The Evolution of Fiscal Policy in Australia
This paper examines the evolution of Australian fiscal policy and the fiscal policy framework over the past quartercentury. Following the early 1980s recession, a sustained fiscal consolidation saw the general government budget balance (for all levels of government) move from a deficit of 3½ per cent of GDP in 1983/4 to a surplus of 1¾ per cent 5 years later in 1988/9. A severe recession in the early 1990s interrupted this process, and the budget returned to sizeable deficits which peaked at 4¾ per cent of GDP in 1992/3. The second half of the 1990s saw a repeat of the experience a decade earlier, with the budget returning to surplus in 1997/8. In contrast to the 1980s experience, however, the general government sector (for all levels of government) has recorded surpluses for the subsequent 8 years to the present. The paper outlines Australia's macroeconomic experience over this time and argues that there have been two significant medium-term factors motivating the extended periods of fiscal consolidation. The first factor, relevant since the mid-1980s, has been the large Australian current-account deficits since that time, and the associated build-up of net foreign liabilities. The second factor, which entered the public debate more recently, is a desire to provide fiscal policy flexibility to respond to the ageing of the population and the projected rising public cost of health services--both influences that are likely to be of increasing importance over the next generation or so. The paper discusses the introduction and evolution of Australia's medium-term fiscal framework which has been put in place to respond to these challenges. Copyright 2005, Oxford University Press.
To our knowledge, this item is not available for
download. To find whether it is available, there are three
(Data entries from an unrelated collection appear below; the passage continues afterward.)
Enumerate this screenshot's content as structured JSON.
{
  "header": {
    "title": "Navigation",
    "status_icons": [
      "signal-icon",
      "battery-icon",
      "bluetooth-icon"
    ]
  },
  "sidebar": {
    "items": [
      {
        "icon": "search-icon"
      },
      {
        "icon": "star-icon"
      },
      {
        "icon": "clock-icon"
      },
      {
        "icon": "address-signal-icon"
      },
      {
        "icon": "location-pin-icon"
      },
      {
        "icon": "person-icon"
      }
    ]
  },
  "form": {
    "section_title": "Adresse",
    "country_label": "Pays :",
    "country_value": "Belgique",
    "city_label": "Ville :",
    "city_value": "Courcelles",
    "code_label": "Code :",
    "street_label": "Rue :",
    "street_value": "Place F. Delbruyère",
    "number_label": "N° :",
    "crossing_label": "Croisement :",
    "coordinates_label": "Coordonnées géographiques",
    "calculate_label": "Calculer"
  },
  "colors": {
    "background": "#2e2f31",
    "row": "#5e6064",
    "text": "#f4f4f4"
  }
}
1. Check below under "Related research" whether another version of this item is available online.
2. Check on the provider's web page whether it is in fact available.
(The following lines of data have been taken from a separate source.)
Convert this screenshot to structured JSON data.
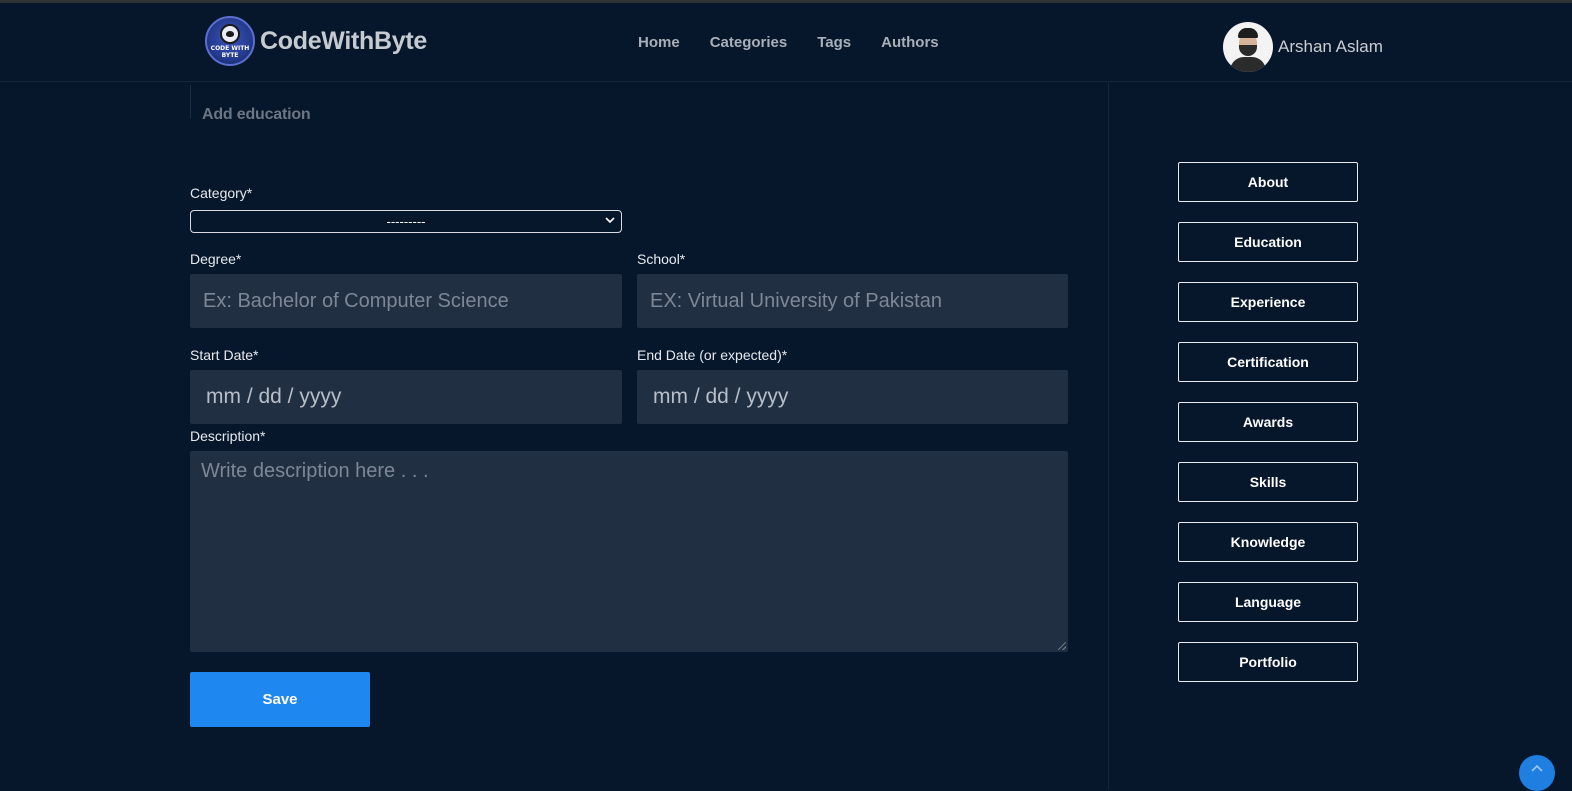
{
  "brand": {
    "name": "CodeWithByte",
    "logo_text": "CODE WITH BYTE"
  },
  "nav": {
    "items": [
      {
        "label": "Home"
      },
      {
        "label": "Categories"
      },
      {
        "label": "Tags"
      },
      {
        "label": "Authors"
      }
    ]
  },
  "user": {
    "name": "Arshan Aslam"
  },
  "form": {
    "title": "Add education",
    "category_label": "Category*",
    "category_value": "---------",
    "degree_label": "Degree*",
    "degree_placeholder": "Ex: Bachelor of Computer Science",
    "school_label": "School*",
    "school_placeholder": "EX: Virtual University of Pakistan",
    "start_date_label": "Start Date*",
    "start_date_placeholder": "mm / dd / yyyy",
    "end_date_label": "End Date (or expected)*",
    "end_date_placeholder": "mm / dd / yyyy",
    "description_label": "Description*",
    "description_placeholder": "Write description here . . .",
    "save_label": "Save"
  },
  "sidebar": {
    "items": [
      {
        "label": "About"
      },
      {
        "label": "Education"
      },
      {
        "label": "Experience"
      },
      {
        "label": "Certification"
      },
      {
        "label": "Awards"
      },
      {
        "label": "Skills"
      },
      {
        "label": "Knowledge"
      },
      {
        "label": "Language"
      },
      {
        "label": "Portfolio"
      }
    ]
  },
  "colors": {
    "background": "#07172b",
    "input_bg": "#202f42",
    "accent": "#1f87f0"
  },
  "icons": {
    "scroll_top": "chevron-up-icon",
    "select": "chevron-down-icon"
  }
}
3. Perform a search for a similarly titled item that would be available.
References listed on IDEAS
Please report citation or reference errors to , or , if you are the registered author of the cited work, log in to your RePEc Author Service profile, click on "citations" and make appropriate adjustments.:
- Gabriele Galati & Guy Debelle, 2005.
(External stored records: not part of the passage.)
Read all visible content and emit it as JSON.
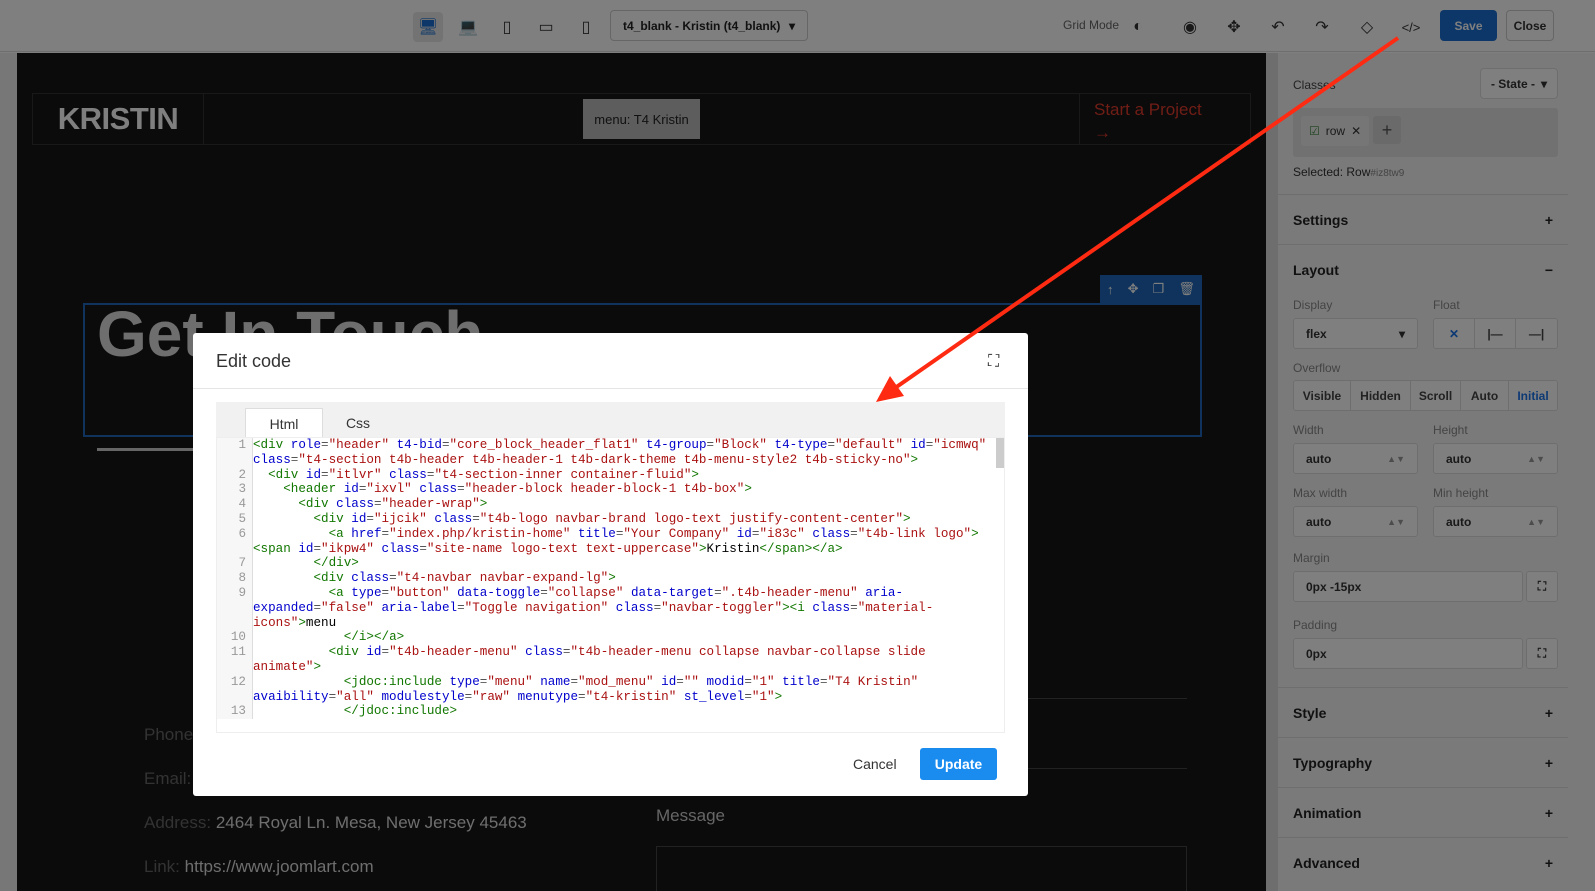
{
  "toolbar": {
    "devices": [
      "desktop-icon",
      "laptop-icon",
      "tablet-icon",
      "tablet-landscape-icon",
      "mobile-icon"
    ],
    "template_select": "t4_blank - Kristin (t4_blank)",
    "grid_mode_label": "Grid Mode",
    "save_label": "Save",
    "close_label": "Close"
  },
  "canvas": {
    "logo": "KRISTIN",
    "menu_placeholder": "menu: T4 Kristin",
    "cta": "Start a Project",
    "cta_arrow": "→",
    "heading": "Get In Touch",
    "contact": [
      {
        "label": "Phone:",
        "value": ""
      },
      {
        "label": "Email:",
        "value": ""
      },
      {
        "label": "Address:",
        "value": "2464 Royal Ln. Mesa, New Jersey 45463"
      },
      {
        "label": "Link:",
        "value": "https://www.joomlart.com"
      }
    ],
    "message_label": "Message"
  },
  "panel": {
    "classes_label": "Classes",
    "state_select": "- State -",
    "class_tag": "row",
    "selected_label": "Selected:",
    "selected_name": "Row",
    "selected_id": "#iz8tw9",
    "sections": {
      "settings": "Settings",
      "layout": "Layout",
      "style": "Style",
      "typography": "Typography",
      "animation": "Animation",
      "advanced": "Advanced"
    },
    "display_label": "Display",
    "display_value": "flex",
    "float_label": "Float",
    "overflow_label": "Overflow",
    "overflow_options": [
      "Visible",
      "Hidden",
      "Scroll",
      "Auto",
      "Initial"
    ],
    "overflow_selected": "Initial",
    "width_label": "Width",
    "width_value": "auto",
    "height_label": "Height",
    "height_value": "auto",
    "maxwidth_label": "Max width",
    "maxwidth_value": "auto",
    "minheight_label": "Min height",
    "minheight_value": "auto",
    "margin_label": "Margin",
    "margin_value": "0px -15px",
    "padding_label": "Padding",
    "padding_value": "0px"
  },
  "modal": {
    "title": "Edit code",
    "tabs": [
      "Html",
      "Css"
    ],
    "active_tab": "Html",
    "code_lines": [
      "<div role=\"header\" t4-bid=\"core_block_header_flat1\" t4-group=\"Block\" t4-type=\"default\" id=\"icmwq\" class=\"t4-section t4b-header t4b-header-1 t4b-dark-theme t4b-menu-style2 t4b-sticky-no\">",
      "  <div id=\"itlvr\" class=\"t4-section-inner container-fluid\">",
      "    <header id=\"ixvl\" class=\"header-block header-block-1 t4b-box\">",
      "      <div class=\"header-wrap\">",
      "        <div id=\"ijcik\" class=\"t4b-logo navbar-brand logo-text justify-content-center\">",
      "          <a href=\"index.php/kristin-home\" title=\"Your Company\" id=\"i83c\" class=\"t4b-link logo\"><span id=\"ikpw4\" class=\"site-name logo-text text-uppercase\">Kristin</span></a>",
      "        </div>",
      "        <div class=\"t4-navbar navbar-expand-lg\">",
      "          <a type=\"button\" data-toggle=\"collapse\" data-target=\".t4b-header-menu\" aria-expanded=\"false\" aria-label=\"Toggle navigation\" class=\"navbar-toggler\"><i class=\"material-icons\">menu",
      "            </i></a>",
      "          <div id=\"t4b-header-menu\" class=\"t4b-header-menu collapse navbar-collapse slide animate\">",
      "            <jdoc:include type=\"menu\" name=\"mod_menu\" id=\"\" modid=\"1\" title=\"T4 Kristin\" avaibility=\"all\" modulestyle=\"raw\" menutype=\"t4-kristin\" st_level=\"1\">",
      "            </jdoc:include>"
    ],
    "cancel_label": "Cancel",
    "update_label": "Update"
  },
  "colors": {
    "accent": "#1a73e8",
    "cta": "#e03a2c",
    "arrow": "#ff2a12"
  }
}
"Current account adjustment and capital flows,"
BIS Working Papers
169, Bank for International Settlements.
- Nelson, Edward, 2005.
"Monetary Policy Neglect and the Great Inflation in Canada, Australia, and New Zealand,"
822, University Library of Munich, Germany.
- Edward Nelson, 2005. "Monetary Policy Neglect and the Great Inflation in Canada, Australia, and New Zealand," International Journal of Central Banking, International Journal of Central Banking, vol. 1(1), May.
- Edward Nelson, 2004. "Monetary policy neglect and the Great Inflation in Canada, Australia, and New Zealand," Working Papers 2004-008, Federal Reserve Bank of St. Louis.
- J. D. Pitchford, 1989. "A Sceptical View of Australia's Current Account and Debt Problem," Australian Economic Review, The University of Melbourne, Melbourne Institute of Applied Economic and Social Research, vol. 22(2), pages 5-14.
- David Gruen & Tim Robinson & Andrew Stone, 2005. "Output Gaps In Real Time: How Reliable Are They?," The Economic Record, The Economic Society of Australia, vol. 81(252), pages 6-18, 03.
- David Gruen & Glenn Stevens, 2000. "Australian Macroeconomic Performances and Policies in the 1990s," RBA Annual Conference Volume, in: David Gruen & Sona Shrestha (ed.), The Australian Economy in the 1990s Reserve Bank of Australia.
- Makin, A.J., 1988. "Targeting Australia’s Current Account: A New Mercantilism?," Economic Analysis and Policy, Elsevier, vol. 18(2), pages 199-212.
- W. Max Corden, 1991. "Does The Current Account Matter? The Old View And The New," Economic Papers, The Economic Society of Australia, vol. 10(3), pages 1-19, 09.
- David Gruen & Matthew Garbutt, 2004. "The long term fiscal implications of raising Australian labour force participation or productivity growth," Treasury Working Papers 2004-01, The Treasury, Australian Government, revised Apr 2004.
When requesting a correction, please mention this item's handle: RePEc:oup:oxford:v:21:y:2005:i:4:p:618-635. See general information about how to correct material in RePEc.
For technical questions regarding this item, or to correct its authors, title, abstract, bibliographic or download information, contact: (Oxford University Press)or (Christopher F. Baum)
If you have authored this item and are not yet registered with RePEc, we encourage you to do it here. This allows to link your profile to this item. It also allows you to accept potential citations to this item that we are uncertain about.
If references are entirely missing, you can add them using this form.
If the full references list an item that is present in RePEc, but the system did not link to it, you can help with this form.
If you know of missing items citing this one, you can help us creating those links by adding the relevant references in the same way as above, for each refering item. If you are a registered author of this item, you may also want to check the "citations" tab in your profile, as there may be some citations waiting for confirmation.
Please note that corrections may take a couple of weeks to filter through the various RePEc services.